• WHAT YOU HAVE TO DO: Return every record exactly as it appears. Leave nothing out.

[Web page and app entries]
——————————
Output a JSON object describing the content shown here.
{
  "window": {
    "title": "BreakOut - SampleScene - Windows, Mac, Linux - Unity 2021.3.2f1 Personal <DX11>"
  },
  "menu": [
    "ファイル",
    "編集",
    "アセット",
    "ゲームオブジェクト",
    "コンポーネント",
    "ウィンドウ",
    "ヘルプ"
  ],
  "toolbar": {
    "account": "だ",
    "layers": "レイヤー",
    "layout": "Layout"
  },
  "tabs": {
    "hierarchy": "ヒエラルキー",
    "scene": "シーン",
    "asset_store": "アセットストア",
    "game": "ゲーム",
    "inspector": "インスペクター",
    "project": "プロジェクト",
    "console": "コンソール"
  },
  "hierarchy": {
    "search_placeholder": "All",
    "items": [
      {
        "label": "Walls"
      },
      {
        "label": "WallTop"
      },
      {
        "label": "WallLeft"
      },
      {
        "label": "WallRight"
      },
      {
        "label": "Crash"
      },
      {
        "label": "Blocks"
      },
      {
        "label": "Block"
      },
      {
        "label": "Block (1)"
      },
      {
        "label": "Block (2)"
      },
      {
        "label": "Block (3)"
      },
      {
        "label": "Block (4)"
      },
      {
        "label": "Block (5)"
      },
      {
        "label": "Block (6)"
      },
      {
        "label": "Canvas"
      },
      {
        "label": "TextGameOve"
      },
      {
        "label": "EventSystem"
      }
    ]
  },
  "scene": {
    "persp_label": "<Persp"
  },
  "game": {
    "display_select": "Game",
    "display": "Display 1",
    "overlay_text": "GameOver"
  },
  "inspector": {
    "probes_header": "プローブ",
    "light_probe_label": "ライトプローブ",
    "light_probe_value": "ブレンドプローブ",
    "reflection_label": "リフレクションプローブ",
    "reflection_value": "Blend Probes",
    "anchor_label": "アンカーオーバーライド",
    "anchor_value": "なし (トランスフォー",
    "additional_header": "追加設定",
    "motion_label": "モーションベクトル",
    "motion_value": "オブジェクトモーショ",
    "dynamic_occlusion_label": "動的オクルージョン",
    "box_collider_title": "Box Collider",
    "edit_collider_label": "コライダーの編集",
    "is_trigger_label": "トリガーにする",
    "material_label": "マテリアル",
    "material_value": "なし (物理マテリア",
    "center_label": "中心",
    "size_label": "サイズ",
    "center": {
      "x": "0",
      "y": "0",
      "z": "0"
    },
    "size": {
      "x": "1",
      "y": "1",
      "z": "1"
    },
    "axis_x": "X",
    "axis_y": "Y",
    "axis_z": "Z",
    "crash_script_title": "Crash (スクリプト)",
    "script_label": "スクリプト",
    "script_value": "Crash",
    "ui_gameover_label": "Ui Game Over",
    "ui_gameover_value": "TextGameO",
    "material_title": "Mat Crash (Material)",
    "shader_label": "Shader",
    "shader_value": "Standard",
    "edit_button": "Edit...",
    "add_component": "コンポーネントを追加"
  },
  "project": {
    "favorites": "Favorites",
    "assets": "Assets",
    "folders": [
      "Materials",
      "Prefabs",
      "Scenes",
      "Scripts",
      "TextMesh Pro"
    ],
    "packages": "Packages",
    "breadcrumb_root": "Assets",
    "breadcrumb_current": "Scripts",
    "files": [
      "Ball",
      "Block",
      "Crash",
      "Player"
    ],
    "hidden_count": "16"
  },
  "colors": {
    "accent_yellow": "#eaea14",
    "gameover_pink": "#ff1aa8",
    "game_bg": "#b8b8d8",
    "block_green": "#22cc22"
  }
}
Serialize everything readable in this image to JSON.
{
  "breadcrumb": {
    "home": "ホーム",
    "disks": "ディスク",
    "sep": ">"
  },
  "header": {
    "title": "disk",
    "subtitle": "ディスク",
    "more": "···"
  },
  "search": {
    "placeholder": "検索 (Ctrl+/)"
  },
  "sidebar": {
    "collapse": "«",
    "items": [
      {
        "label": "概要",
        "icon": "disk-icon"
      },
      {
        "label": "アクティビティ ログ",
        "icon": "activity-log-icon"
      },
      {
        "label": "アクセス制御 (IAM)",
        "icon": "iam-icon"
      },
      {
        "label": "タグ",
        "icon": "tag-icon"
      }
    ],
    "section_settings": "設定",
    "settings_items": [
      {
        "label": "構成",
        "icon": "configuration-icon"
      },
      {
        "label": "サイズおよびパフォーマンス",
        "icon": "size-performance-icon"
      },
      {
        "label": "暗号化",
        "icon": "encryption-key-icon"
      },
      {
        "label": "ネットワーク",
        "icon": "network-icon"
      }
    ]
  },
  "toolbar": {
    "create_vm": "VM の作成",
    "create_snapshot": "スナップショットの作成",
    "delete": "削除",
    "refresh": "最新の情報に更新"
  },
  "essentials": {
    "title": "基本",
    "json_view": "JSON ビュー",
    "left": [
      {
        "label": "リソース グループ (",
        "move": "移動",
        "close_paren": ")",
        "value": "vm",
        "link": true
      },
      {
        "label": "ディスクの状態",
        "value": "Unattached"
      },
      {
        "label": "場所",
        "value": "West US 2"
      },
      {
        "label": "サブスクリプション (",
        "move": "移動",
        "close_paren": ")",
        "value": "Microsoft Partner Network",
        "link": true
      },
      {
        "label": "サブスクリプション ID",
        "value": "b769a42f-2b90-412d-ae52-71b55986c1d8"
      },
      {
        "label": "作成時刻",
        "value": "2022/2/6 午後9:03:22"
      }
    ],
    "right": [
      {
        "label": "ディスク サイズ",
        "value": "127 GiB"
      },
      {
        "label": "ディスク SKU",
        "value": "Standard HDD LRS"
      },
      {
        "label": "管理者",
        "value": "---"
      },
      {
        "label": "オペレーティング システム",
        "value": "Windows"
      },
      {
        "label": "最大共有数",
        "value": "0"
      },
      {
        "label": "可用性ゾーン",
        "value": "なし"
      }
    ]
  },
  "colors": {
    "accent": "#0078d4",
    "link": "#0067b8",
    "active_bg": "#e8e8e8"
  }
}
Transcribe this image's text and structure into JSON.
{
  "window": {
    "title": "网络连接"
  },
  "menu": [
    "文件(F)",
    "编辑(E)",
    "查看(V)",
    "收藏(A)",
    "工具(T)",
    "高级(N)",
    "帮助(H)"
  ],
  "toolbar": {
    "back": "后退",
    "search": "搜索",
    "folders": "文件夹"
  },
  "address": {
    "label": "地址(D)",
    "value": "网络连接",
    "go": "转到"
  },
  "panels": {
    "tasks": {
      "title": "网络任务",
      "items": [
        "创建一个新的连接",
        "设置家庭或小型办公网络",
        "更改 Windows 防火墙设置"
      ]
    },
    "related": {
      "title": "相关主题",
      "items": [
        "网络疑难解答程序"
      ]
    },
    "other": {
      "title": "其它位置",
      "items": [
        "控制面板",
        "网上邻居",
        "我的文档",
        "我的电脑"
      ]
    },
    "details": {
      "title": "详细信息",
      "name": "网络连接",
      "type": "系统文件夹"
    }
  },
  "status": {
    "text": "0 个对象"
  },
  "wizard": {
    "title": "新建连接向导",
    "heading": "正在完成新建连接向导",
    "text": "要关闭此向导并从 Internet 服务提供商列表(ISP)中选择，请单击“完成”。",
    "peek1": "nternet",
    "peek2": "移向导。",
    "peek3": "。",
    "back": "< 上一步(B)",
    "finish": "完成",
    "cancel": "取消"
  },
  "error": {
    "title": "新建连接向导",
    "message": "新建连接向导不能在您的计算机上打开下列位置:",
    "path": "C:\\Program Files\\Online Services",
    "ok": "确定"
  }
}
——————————
• WORKED SOLUTION:
Output a JSON object describing the content shown here.
{
  "window": {
    "title": "BreakOut - SampleScene - Windows, Mac, Linux - Unity 2021.3.2f1 Personal <DX11>"
  },
  "menu": [
    "ファイル",
    "編集",
    "アセット",
    "ゲームオブジェクト",
    "コンポーネント",
    "ウィンドウ",
    "ヘルプ"
  ],
  "toolbar": {
    "account": "だ",
    "layers": "レイヤー",
    "layout": "Layout"
  },
  "tabs": {
    "hierarchy": "ヒエラルキー",
    "scene": "シーン",
    "asset_store": "アセットストア",
    "game": "ゲーム",
    "inspector": "インスペクター",
    "project": "プロジェクト",
    "console": "コンソール"
  },
  "hierarchy": {
    "search_placeholder": "All",
    "items": [
      {
        "label": "Walls"
      },
      {
        "label": "WallTop"
      },
      {
        "label": "WallLeft"
      },
      {
        "label": "WallRight"
      },
      {
        "label": "Crash"
      },
      {
        "label": "Blocks"
      },
      {
        "label": "Block"
      },
      {
        "label": "Block (1)"
      },
      {
        "label": "Block (2)"
      },
      {
        "label": "Block (3)"
      },
      {
        "label": "Block (4)"
      },
      {
        "label": "Block (5)"
      },
      {
        "label": "Block (6)"
      },
      {
        "label": "Canvas"
      },
      {
        "label": "TextGameOve"
      },
      {
        "label": "EventSystem"
      }
    ]
  },
  "scene": {
    "persp_label": "<Persp"
  },
  "game": {
    "display_select": "Game",
    "display": "Display 1",
    "overlay_text": "GameOver"
  },
  "inspector": {
    "probes_header": "プローブ",
    "light_probe_label": "ライトプローブ",
    "light_probe_value": "ブレンドプローブ",
    "reflection_label": "リフレクションプローブ",
    "reflection_value": "Blend Probes",
    "anchor_label": "アンカーオーバーライド",
    "anchor_value": "なし (トランスフォー",
    "additional_header": "追加設定",
    "motion_label": "モーションベクトル",
    "motion_value": "オブジェクトモーショ",
    "dynamic_occlusion_label": "動的オクルージョン",
    "box_collider_title": "Box Collider",
    "edit_collider_label": "コライダーの編集",
    "is_trigger_label": "トリガーにする",
    "material_label": "マテリアル",
    "material_value": "なし (物理マテリア",
    "center_label": "中心",
    "size_label": "サイズ",
    "center": {
      "x": "0",
      "y": "0",
      "z": "0"
    },
    "size": {
      "x": "1",
      "y": "1",
      "z": "1"
    },
    "axis_x": "X",
    "axis_y": "Y",
    "axis_z": "Z",
    "crash_script_title": "Crash (スクリプト)",
    "script_label": "スクリプト",
    "script_value": "Crash",
    "ui_gameover_label": "Ui Game Over",
    "ui_gameover_value": "TextGameO",
    "material_title": "Mat Crash (Material)",
    "shader_label": "Shader",
    "shader_value": "Standard",
    "edit_button": "Edit...",
    "add_component": "コンポーネントを追加"
  },
  "project": {
    "favorites": "Favorites",
    "assets": "Assets",
    "folders": [
      "Materials",
      "Prefabs",
      "Scenes",
      "Scripts",
      "TextMesh Pro"
    ],
    "packages": "Packages",
    "breadcrumb_root": "Assets",
    "breadcrumb_current": "Scripts",
    "files": [
      "Ball",
      "Block",
      "Crash",
      "Player"
    ],
    "hidden_count": "16"
  },
  "colors": {
    "accent_yellow": "#eaea14",
    "gameover_pink": "#ff1aa8",
    "game_bg": "#b8b8d8",
    "block_green": "#22cc22"
  }
}
Serialize everything readable in this image to JSON.
{
  "breadcrumb": {
    "home": "ホーム",
    "disks": "ディスク",
    "sep": ">"
  },
  "header": {
    "title": "disk",
    "subtitle": "ディスク",
    "more": "···"
  },
  "search": {
    "placeholder": "検索 (Ctrl+/)"
  },
  "sidebar": {
    "collapse": "«",
    "items": [
      {
        "label": "概要",
        "icon": "disk-icon"
      },
      {
        "label": "アクティビティ ログ",
        "icon": "activity-log-icon"
      },
      {
        "label": "アクセス制御 (IAM)",
        "icon": "iam-icon"
      },
      {
        "label": "タグ",
        "icon": "tag-icon"
      }
    ],
    "section_settings": "設定",
    "settings_items": [
      {
        "label": "構成",
        "icon": "configuration-icon"
      },
      {
        "label": "サイズおよびパフォーマンス",
        "icon": "size-performance-icon"
      },
      {
        "label": "暗号化",
        "icon": "encryption-key-icon"
      },
      {
        "label": "ネットワーク",
        "icon": "network-icon"
      }
    ]
  },
  "toolbar": {
    "create_vm": "VM の作成",
    "create_snapshot": "スナップショットの作成",
    "delete": "削除",
    "refresh": "最新の情報に更新"
  },
  "essentials": {
    "title": "基本",
    "json_view": "JSON ビュー",
    "left": [
      {
        "label": "リソース グループ (",
        "move": "移動",
        "close_paren": ")",
        "value": "vm",
        "link": true
      },
      {
        "label": "ディスクの状態",
        "value": "Unattached"
      },
      {
        "label": "場所",
        "value": "West US 2"
      },
      {
        "label": "サブスクリプション (",
        "move": "移動",
        "close_paren": ")",
        "value": "Microsoft Partner Network",
        "link": true
      },
      {
        "label": "サブスクリプション ID",
        "value": "b769a42f-2b90-412d-ae52-71b55986c1d8"
      },
      {
        "label": "作成時刻",
        "value": "2022/2/6 午後9:03:22"
      }
    ],
    "right": [
      {
        "label": "ディスク サイズ",
        "value": "127 GiB"
      },
      {
        "label": "ディスク SKU",
        "value": "Standard HDD LRS"
      },
      {
        "label": "管理者",
        "value": "---"
      },
      {
        "label": "オペレーティング システム",
        "value": "Windows"
      },
      {
        "label": "最大共有数",
        "value": "0"
      },
      {
        "label": "可用性ゾーン",
        "value": "なし"
      }
    ]
  },
  "colors": {
    "accent": "#0078d4",
    "link": "#0067b8",
    "active_bg": "#e8e8e8"
  }
}
Transcribe this image's text and structure into JSON.
{
  "window": {
    "title": "网络连接"
  },
  "menu": [
    "文件(F)",
    "编辑(E)",
    "查看(V)",
    "收藏(A)",
    "工具(T)",
    "高级(N)",
    "帮助(H)"
  ],
  "toolbar": {
    "back": "后退",
    "search": "搜索",
    "folders": "文件夹"
  },
  "address": {
    "label": "地址(D)",
    "value": "网络连接",
    "go": "转到"
  },
  "panels": {
    "tasks": {
      "title": "网络任务",
      "items": [
        "创建一个新的连接",
        "设置家庭或小型办公网络",
        "更改 Windows 防火墙设置"
      ]
    },
    "related": {
      "title": "相关主题",
      "items": [
        "网络疑难解答程序"
      ]
    },
    "other": {
      "title": "其它位置",
      "items": [
        "控制面板",
        "网上邻居",
        "我的文档",
        "我的电脑"
      ]
    },
    "details": {
      "title": "详细信息",
      "name": "网络连接",
      "type": "系统文件夹"
    }
  },
  "status": {
    "text": "0 个对象"
  },
  "wizard": {
    "title": "新建连接向导",
    "heading": "正在完成新建连接向导",
    "text": "要关闭此向导并从 Internet 服务提供商列表(ISP)中选择，请单击“完成”。",
    "peek1": "nternet",
    "peek2": "移向导。",
    "peek3": "。",
    "back": "< 上一步(B)",
    "finish": "完成",
    "cancel": "取消"
  },
  "error": {
    "title": "新建连接向导",
    "message": "新建连接向导不能在您的计算机上打开下列位置:",
    "path": "C:\\Program Files\\Online Services",
    "ok": "确定"
  }
}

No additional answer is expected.